◆ About this task
Your task is to reproduce the listing exactly, without its images.

◆ Records supplied
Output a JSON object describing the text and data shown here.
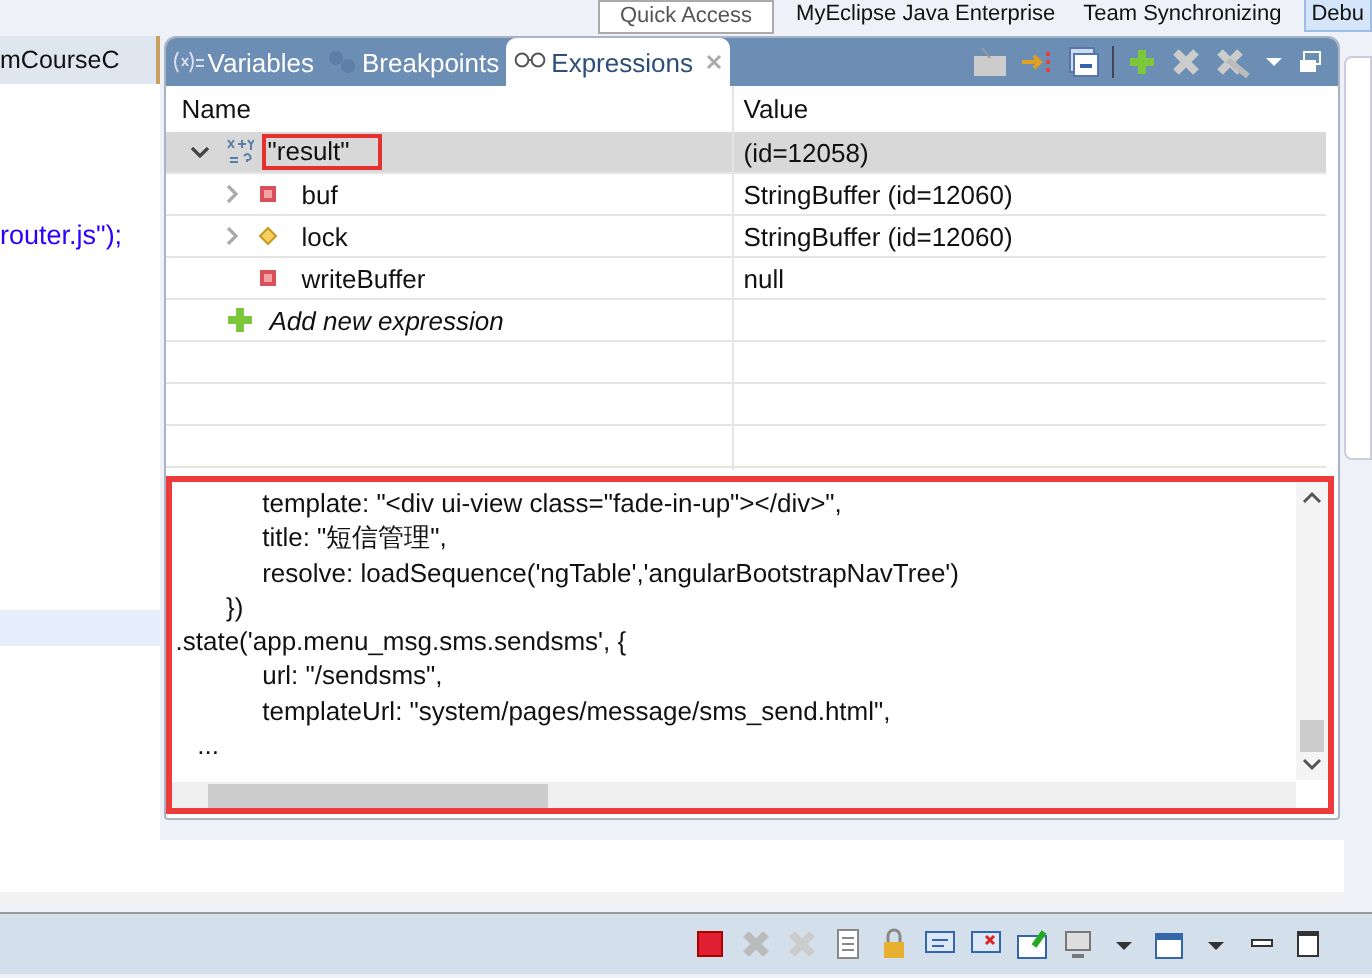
{
  "top_bar": {
    "quick_access": "Quick Access",
    "perspectives": [
      {
        "label": "MyEclipse Java Enterprise",
        "selected": false
      },
      {
        "label": "Team Synchronizing",
        "selected": false
      },
      {
        "label": "Debu",
        "selected": true
      }
    ]
  },
  "editor": {
    "tab": "mCourseC",
    "code_line": "router.js\");"
  },
  "view": {
    "tabs": [
      {
        "label": "Variables",
        "kind": "variables",
        "selected": false
      },
      {
        "label": "Breakpoints",
        "kind": "breakpoints",
        "selected": false
      },
      {
        "label": "Expressions",
        "kind": "expressions",
        "selected": true
      }
    ],
    "columns": [
      "Name",
      "Value"
    ],
    "rows": [
      {
        "name": "\"result\"",
        "value": " (id=12058)",
        "kind": "expression",
        "expanded": true,
        "selected": true,
        "children": [
          {
            "name": "buf",
            "value": "StringBuffer  (id=12060)",
            "kind": "private",
            "expanded": false,
            "selected": false
          },
          {
            "name": "lock",
            "value": "StringBuffer  (id=12060)",
            "kind": "package",
            "expanded": false,
            "selected": false
          },
          {
            "name": "writeBuffer",
            "value": "null",
            "kind": "private",
            "selected": false
          }
        ]
      },
      {
        "name": "Add new expression",
        "kind": "add",
        "selected": false
      }
    ],
    "details": [
      "            template: \"<div ui-view class=\"fade-in-up\"></div>\",",
      "            title: \"短信管理\",",
      "            resolve: loadSequence('ngTable','angularBootstrapNavTree')",
      "       })",
      ".state('app.menu_msg.sms.sendsms', {",
      "            url: \"/sendsms\",",
      "            templateUrl: \"system/pages/message/sms_send.html\",",
      "   ..."
    ]
  }
}
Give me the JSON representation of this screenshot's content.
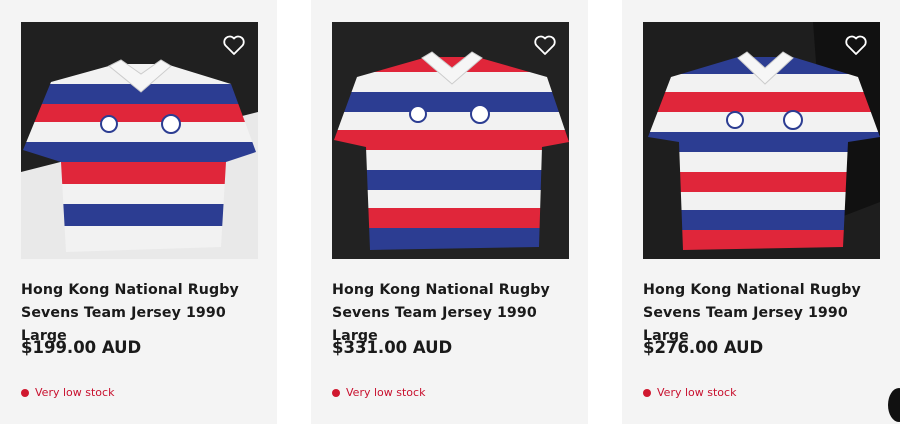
{
  "products": [
    {
      "title": "Hong Kong National Rugby Sevens Team Jersey 1990 Large",
      "price": "$199.00 AUD",
      "stock": "Very low stock",
      "wishlist_icon": "heart-outline-icon"
    },
    {
      "title": "Hong Kong National Rugby Sevens Team Jersey 1990 Large",
      "price": "$331.00 AUD",
      "stock": "Very low stock",
      "wishlist_icon": "heart-outline-icon"
    },
    {
      "title": "Hong Kong National Rugby Sevens Team Jersey 1990 Large",
      "price": "$276.00 AUD",
      "stock": "Very low stock",
      "wishlist_icon": "heart-outline-icon"
    }
  ],
  "colors": {
    "stock_red": "#d0182f",
    "stripe_red": "#e0263a",
    "stripe_blue": "#2c3d92",
    "stripe_white": "#f2f2f2"
  }
}
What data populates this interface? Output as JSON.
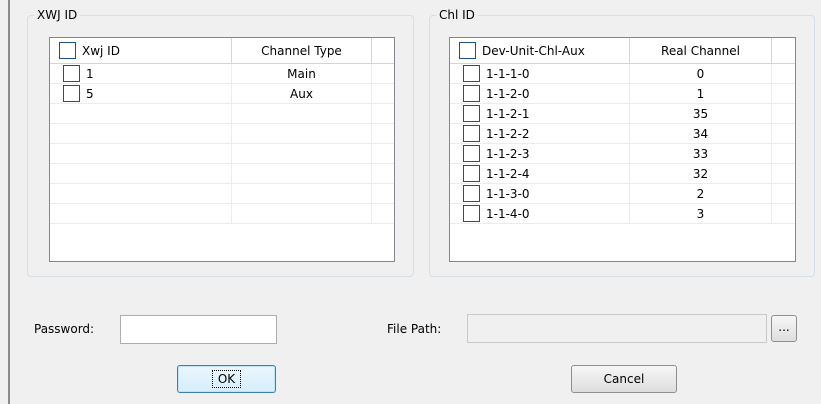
{
  "xwj_group": {
    "legend": "XWJ ID",
    "headers": [
      "Xwj ID",
      "Channel Type"
    ],
    "rows": [
      {
        "id": "1",
        "type": "Main"
      },
      {
        "id": "5",
        "type": "Aux"
      }
    ],
    "empty_rows": 6
  },
  "chl_group": {
    "legend": "Chl ID",
    "headers": [
      "Dev-Unit-Chl-Aux",
      "Real Channel"
    ],
    "rows": [
      {
        "id": "1-1-1-0",
        "real": "0"
      },
      {
        "id": "1-1-2-0",
        "real": "1"
      },
      {
        "id": "1-1-2-1",
        "real": "35"
      },
      {
        "id": "1-1-2-2",
        "real": "34"
      },
      {
        "id": "1-1-2-3",
        "real": "33"
      },
      {
        "id": "1-1-2-4",
        "real": "32"
      },
      {
        "id": "1-1-3-0",
        "real": "2"
      },
      {
        "id": "1-1-4-0",
        "real": "3"
      }
    ]
  },
  "form": {
    "password_label": "Password:",
    "password_value": "",
    "filepath_label": "File Path:",
    "filepath_value": "",
    "browse_label": "...",
    "ok_label": "OK",
    "cancel_label": "Cancel"
  }
}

◆ Solution to the problem
Output a JSON object describing the text and data shown here.
{
  "top_bar": {
    "quick_access": "Quick Access",
    "perspectives": [
      {
        "label": "MyEclipse Java Enterprise",
        "selected": false
      },
      {
        "label": "Team Synchronizing",
        "selected": false
      },
      {
        "label": "Debu",
        "selected": true
      }
    ]
  },
  "editor": {
    "tab": "mCourseC",
    "code_line": "router.js\");"
  },
  "view": {
    "tabs": [
      {
        "label": "Variables",
        "kind": "variables",
        "selected": false
      },
      {
        "label": "Breakpoints",
        "kind": "breakpoints",
        "selected": false
      },
      {
        "label": "Expressions",
        "kind": "expressions",
        "selected": true
      }
    ],
    "columns": [
      "Name",
      "Value"
    ],
    "rows": [
      {
        "name": "\"result\"",
        "value": " (id=12058)",
        "kind": "expression",
        "expanded": true,
        "selected": true,
        "children": [
          {
            "name": "buf",
            "value": "StringBuffer  (id=12060)",
            "kind": "private",
            "expanded": false,
            "selected": false
          },
          {
            "name": "lock",
            "value": "StringBuffer  (id=12060)",
            "kind": "package",
            "expanded": false,
            "selected": false
          },
          {
            "name": "writeBuffer",
            "value": "null",
            "kind": "private",
            "selected": false
          }
        ]
      },
      {
        "name": "Add new expression",
        "kind": "add",
        "selected": false
      }
    ],
    "details": [
      "            template: \"<div ui-view class=\"fade-in-up\"></div>\",",
      "            title: \"短信管理\",",
      "            resolve: loadSequence('ngTable','angularBootstrapNavTree')",
      "       })",
      ".state('app.menu_msg.sms.sendsms', {",
      "            url: \"/sendsms\",",
      "            templateUrl: \"system/pages/message/sms_send.html\",",
      "   ..."
    ]
  }
}
Give me the JSON representation of this screenshot's content.
{
  "products": [
    {
      "title": "Hong Kong National Rugby Sevens Team Jersey 1990 Large",
      "price": "$199.00 AUD",
      "stock": "Very low stock",
      "wishlist_icon": "heart-outline-icon"
    },
    {
      "title": "Hong Kong National Rugby Sevens Team Jersey 1990 Large",
      "price": "$331.00 AUD",
      "stock": "Very low stock",
      "wishlist_icon": "heart-outline-icon"
    },
    {
      "title": "Hong Kong National Rugby Sevens Team Jersey 1990 Large",
      "price": "$276.00 AUD",
      "stock": "Very low stock",
      "wishlist_icon": "heart-outline-icon"
    }
  ],
  "colors": {
    "stock_red": "#d0182f",
    "stripe_red": "#e0263a",
    "stripe_blue": "#2c3d92",
    "stripe_white": "#f2f2f2"
  }
}
What data populates this interface? Output as JSON.
{
  "xwj_group": {
    "legend": "XWJ ID",
    "headers": [
      "Xwj ID",
      "Channel Type"
    ],
    "rows": [
      {
        "id": "1",
        "type": "Main"
      },
      {
        "id": "5",
        "type": "Aux"
      }
    ],
    "empty_rows": 6
  },
  "chl_group": {
    "legend": "Chl ID",
    "headers": [
      "Dev-Unit-Chl-Aux",
      "Real Channel"
    ],
    "rows": [
      {
        "id": "1-1-1-0",
        "real": "0"
      },
      {
        "id": "1-1-2-0",
        "real": "1"
      },
      {
        "id": "1-1-2-1",
        "real": "35"
      },
      {
        "id": "1-1-2-2",
        "real": "34"
      },
      {
        "id": "1-1-2-3",
        "real": "33"
      },
      {
        "id": "1-1-2-4",
        "real": "32"
      },
      {
        "id": "1-1-3-0",
        "real": "2"
      },
      {
        "id": "1-1-4-0",
        "real": "3"
      }
    ]
  },
  "form": {
    "password_label": "Password:",
    "password_value": "",
    "filepath_label": "File Path:",
    "filepath_value": "",
    "browse_label": "...",
    "ok_label": "OK",
    "cancel_label": "Cancel"
  }
}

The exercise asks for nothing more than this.